WHAT IS NEEDED
Collect from the data below each line with "Clause".

MATERIAL FOR THIS TASK

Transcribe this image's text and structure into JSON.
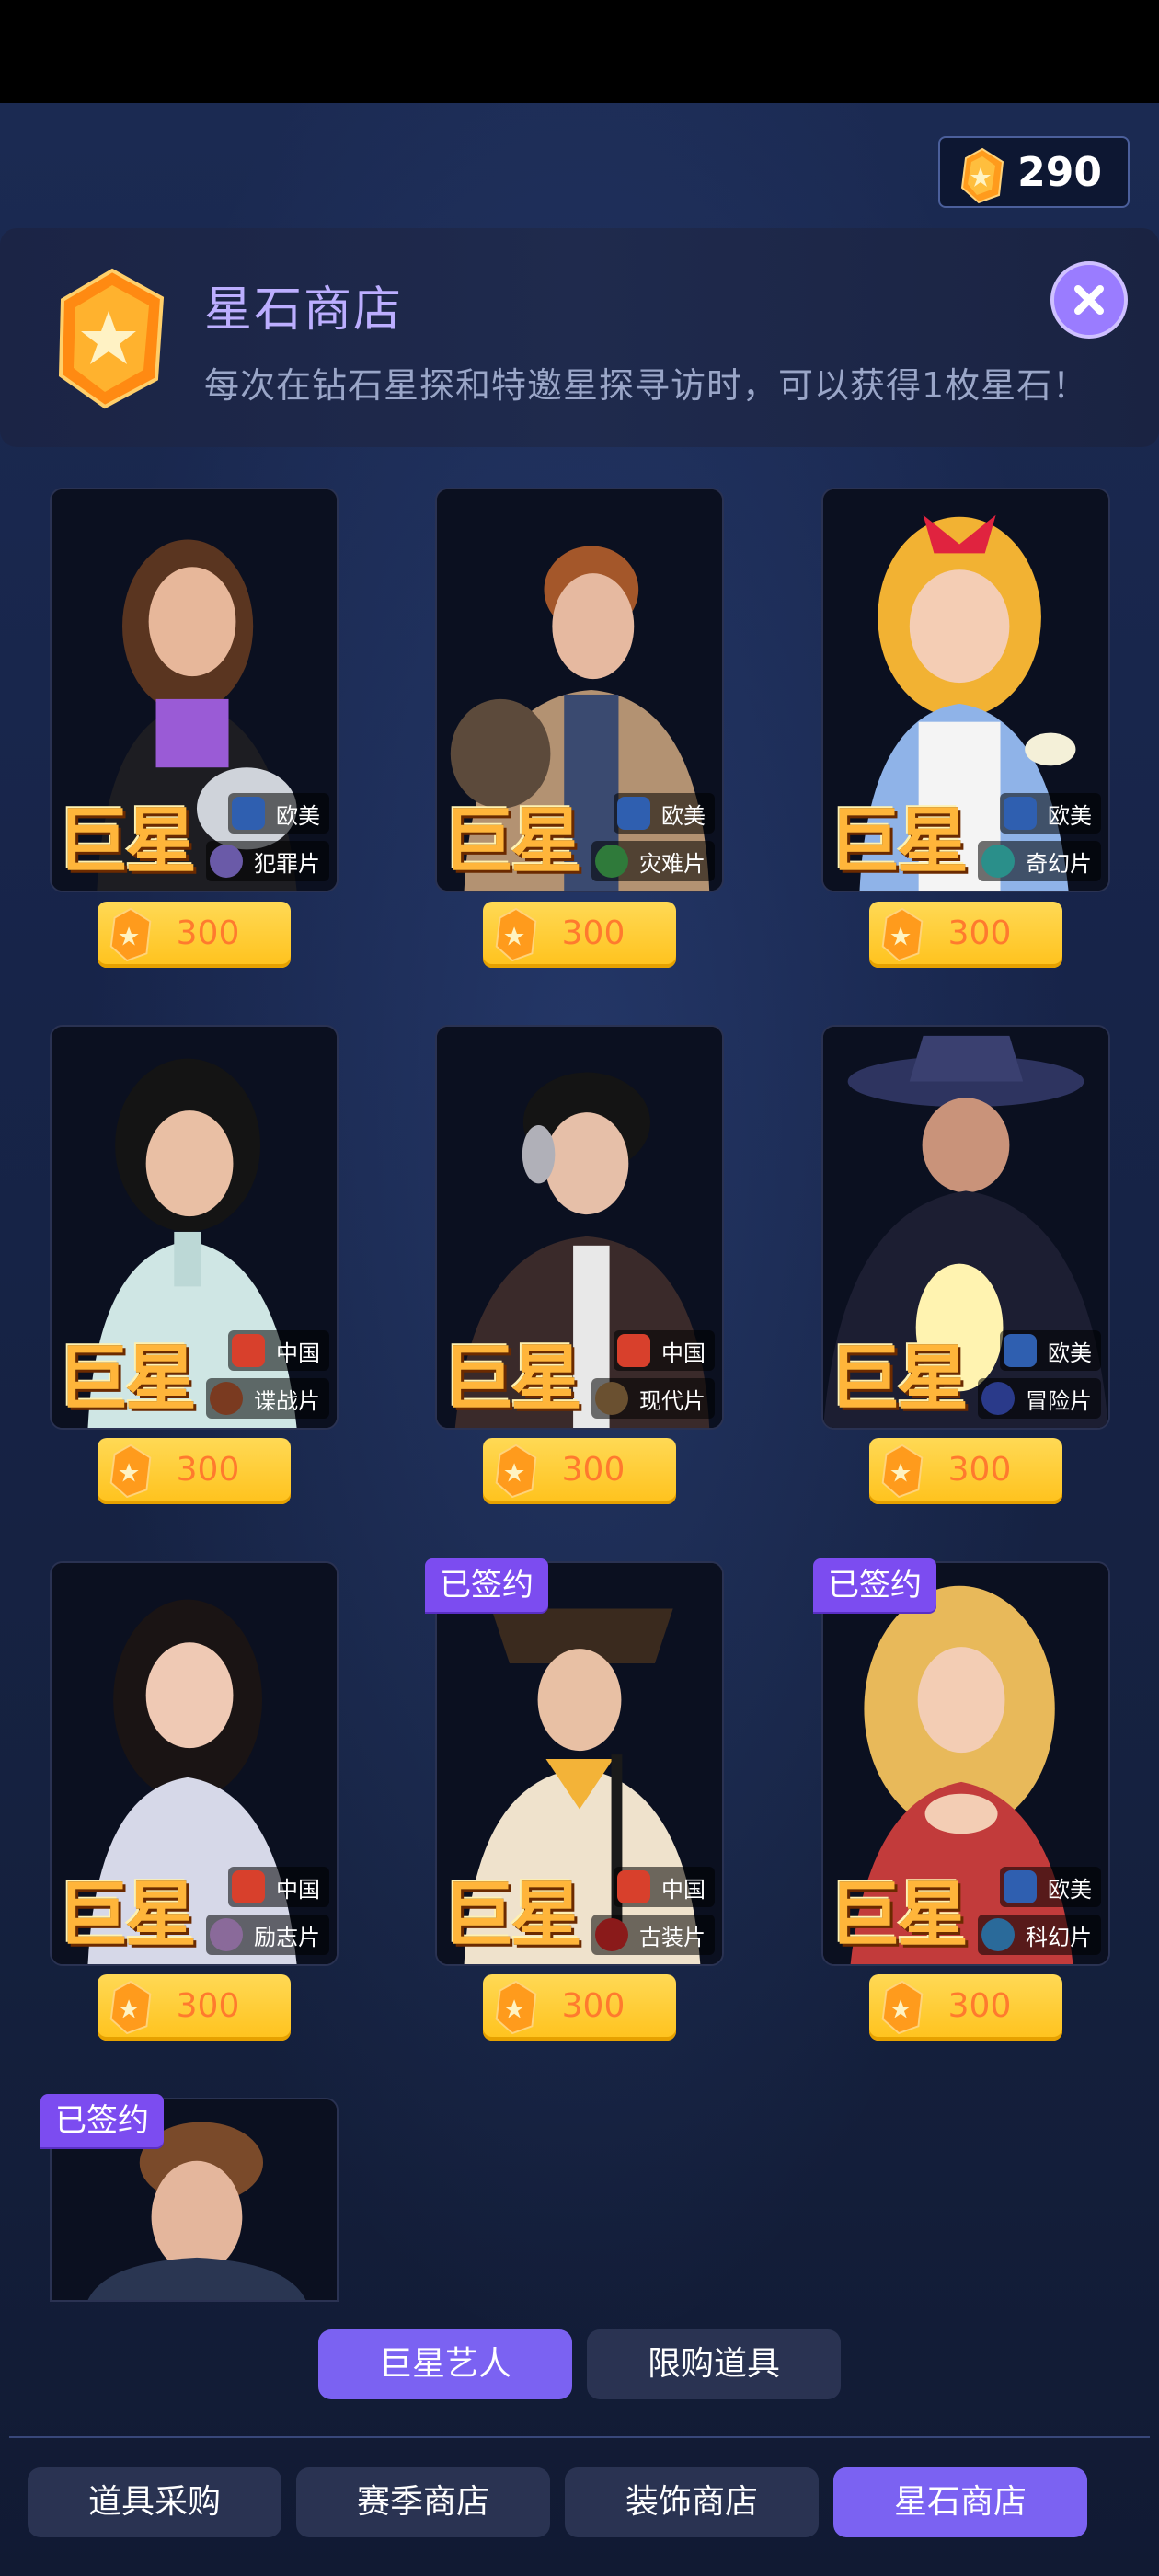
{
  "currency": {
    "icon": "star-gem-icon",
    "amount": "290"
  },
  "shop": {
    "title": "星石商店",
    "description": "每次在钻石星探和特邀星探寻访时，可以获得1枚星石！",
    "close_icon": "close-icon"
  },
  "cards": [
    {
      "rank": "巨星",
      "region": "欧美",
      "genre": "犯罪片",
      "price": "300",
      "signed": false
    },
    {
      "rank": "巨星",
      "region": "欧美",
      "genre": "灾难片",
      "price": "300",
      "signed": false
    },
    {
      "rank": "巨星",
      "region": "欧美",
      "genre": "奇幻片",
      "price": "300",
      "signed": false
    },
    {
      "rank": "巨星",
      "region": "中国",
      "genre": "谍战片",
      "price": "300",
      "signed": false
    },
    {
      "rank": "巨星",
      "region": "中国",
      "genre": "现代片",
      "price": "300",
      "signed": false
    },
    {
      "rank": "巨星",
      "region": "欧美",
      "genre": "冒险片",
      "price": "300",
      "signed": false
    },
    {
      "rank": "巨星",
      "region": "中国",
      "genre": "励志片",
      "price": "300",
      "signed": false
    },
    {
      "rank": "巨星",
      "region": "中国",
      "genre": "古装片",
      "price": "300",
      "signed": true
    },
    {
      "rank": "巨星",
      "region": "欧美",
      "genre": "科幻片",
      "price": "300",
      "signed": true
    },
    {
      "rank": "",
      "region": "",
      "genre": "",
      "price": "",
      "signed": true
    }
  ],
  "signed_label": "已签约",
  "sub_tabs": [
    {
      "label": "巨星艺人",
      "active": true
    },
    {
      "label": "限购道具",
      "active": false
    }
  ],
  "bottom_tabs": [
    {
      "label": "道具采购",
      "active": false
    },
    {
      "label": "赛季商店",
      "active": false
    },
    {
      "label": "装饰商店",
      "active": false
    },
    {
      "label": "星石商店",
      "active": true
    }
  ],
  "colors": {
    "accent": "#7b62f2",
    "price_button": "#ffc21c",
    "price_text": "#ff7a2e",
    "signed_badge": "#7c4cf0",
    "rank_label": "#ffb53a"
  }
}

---

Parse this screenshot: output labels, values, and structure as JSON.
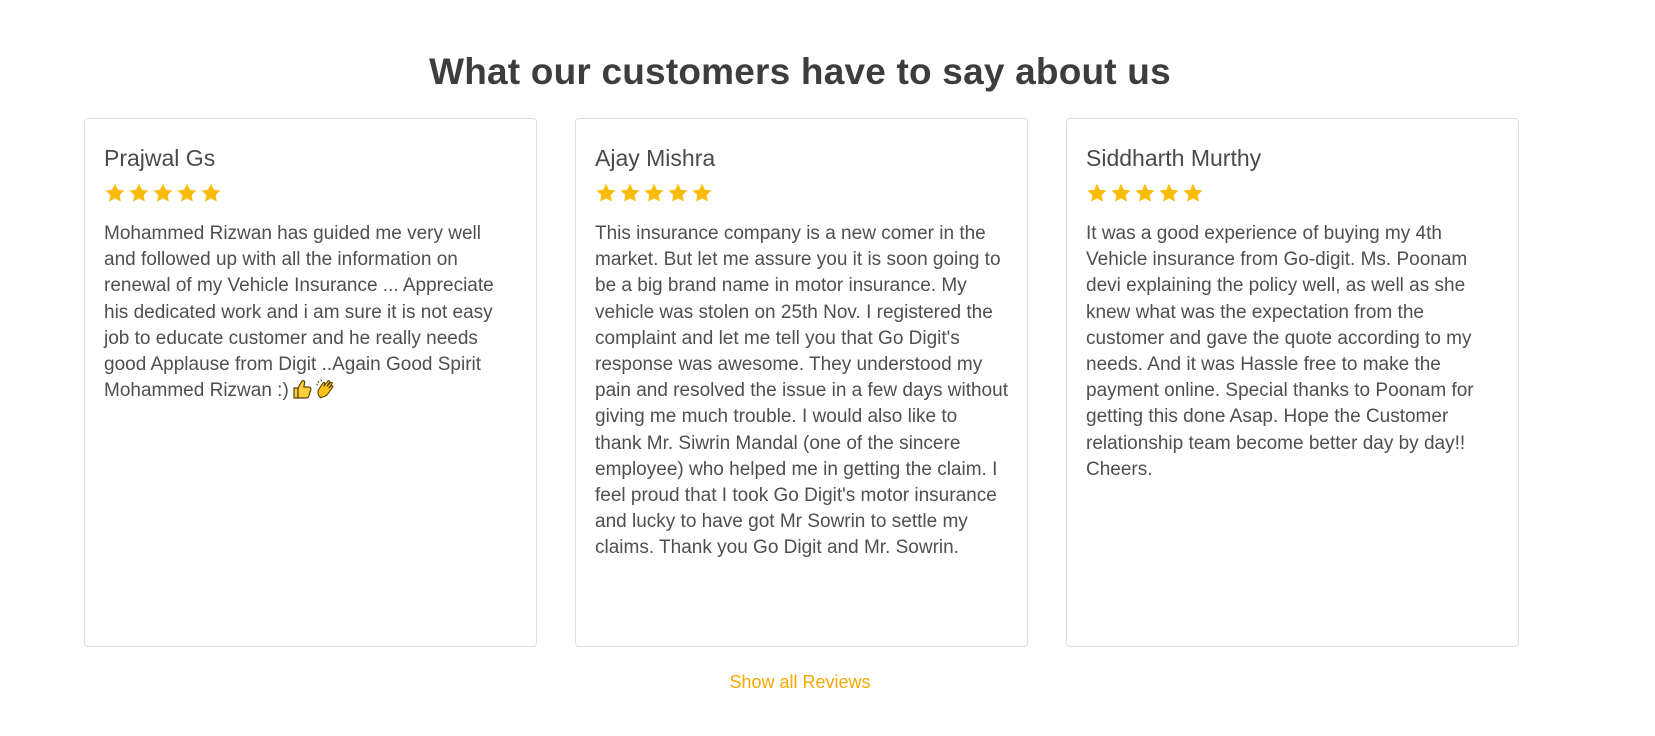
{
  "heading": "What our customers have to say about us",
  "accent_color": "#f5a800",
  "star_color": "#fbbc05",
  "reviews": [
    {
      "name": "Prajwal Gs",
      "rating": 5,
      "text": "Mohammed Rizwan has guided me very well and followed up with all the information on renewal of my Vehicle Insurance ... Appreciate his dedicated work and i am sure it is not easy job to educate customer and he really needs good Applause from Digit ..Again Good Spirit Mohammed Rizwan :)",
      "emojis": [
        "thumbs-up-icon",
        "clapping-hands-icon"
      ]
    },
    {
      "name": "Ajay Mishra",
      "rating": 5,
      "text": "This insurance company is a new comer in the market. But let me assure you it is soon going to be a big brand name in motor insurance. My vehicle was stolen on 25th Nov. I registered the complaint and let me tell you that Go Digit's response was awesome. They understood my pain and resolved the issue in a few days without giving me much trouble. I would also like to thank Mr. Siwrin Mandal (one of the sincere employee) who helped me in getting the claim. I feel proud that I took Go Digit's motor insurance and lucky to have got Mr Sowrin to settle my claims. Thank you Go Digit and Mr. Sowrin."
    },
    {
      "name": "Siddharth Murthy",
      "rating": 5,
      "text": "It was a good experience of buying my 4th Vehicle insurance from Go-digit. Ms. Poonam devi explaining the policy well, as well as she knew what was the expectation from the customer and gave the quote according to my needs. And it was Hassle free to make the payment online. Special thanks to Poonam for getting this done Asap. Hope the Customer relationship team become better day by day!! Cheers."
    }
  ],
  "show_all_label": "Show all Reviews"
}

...

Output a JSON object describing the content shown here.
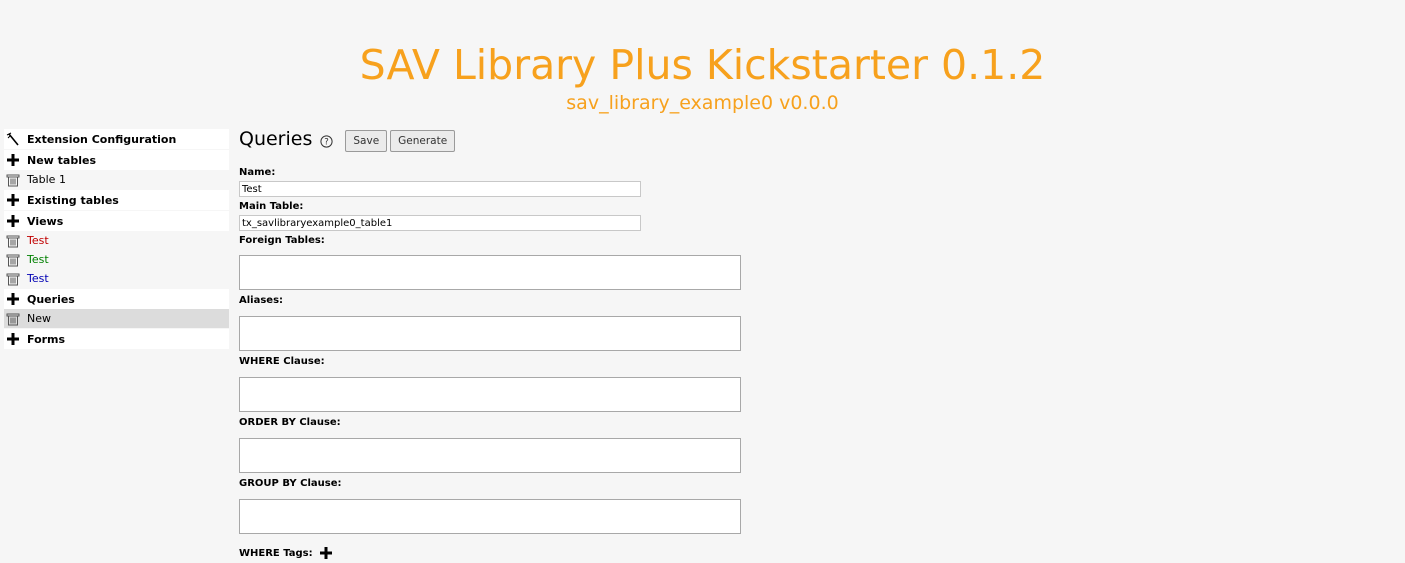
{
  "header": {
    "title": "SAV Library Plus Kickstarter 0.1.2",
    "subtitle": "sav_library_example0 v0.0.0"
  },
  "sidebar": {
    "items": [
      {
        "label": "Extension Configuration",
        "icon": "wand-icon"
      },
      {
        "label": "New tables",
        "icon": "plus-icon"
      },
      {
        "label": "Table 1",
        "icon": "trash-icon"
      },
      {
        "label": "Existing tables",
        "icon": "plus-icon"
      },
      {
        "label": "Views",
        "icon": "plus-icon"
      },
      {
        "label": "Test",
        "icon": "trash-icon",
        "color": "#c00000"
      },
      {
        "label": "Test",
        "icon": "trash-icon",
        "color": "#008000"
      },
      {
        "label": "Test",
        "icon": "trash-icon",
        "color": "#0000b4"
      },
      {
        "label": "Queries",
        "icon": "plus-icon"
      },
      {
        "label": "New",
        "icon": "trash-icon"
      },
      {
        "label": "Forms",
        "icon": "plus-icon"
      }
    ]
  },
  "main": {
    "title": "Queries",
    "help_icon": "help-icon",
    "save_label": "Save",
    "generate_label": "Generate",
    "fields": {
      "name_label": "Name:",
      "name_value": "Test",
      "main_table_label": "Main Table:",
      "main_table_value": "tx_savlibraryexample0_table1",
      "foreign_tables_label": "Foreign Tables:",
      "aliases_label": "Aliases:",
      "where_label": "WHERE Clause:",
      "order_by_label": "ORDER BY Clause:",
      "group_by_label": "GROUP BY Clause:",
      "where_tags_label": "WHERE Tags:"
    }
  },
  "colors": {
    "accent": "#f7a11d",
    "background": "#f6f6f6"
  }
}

COMPLETED TASK
      "where_label": "WHERE Clause:",
      "order_by_label": "ORDER BY Clause:",
      "group_by_label": "GROUP BY Clause:",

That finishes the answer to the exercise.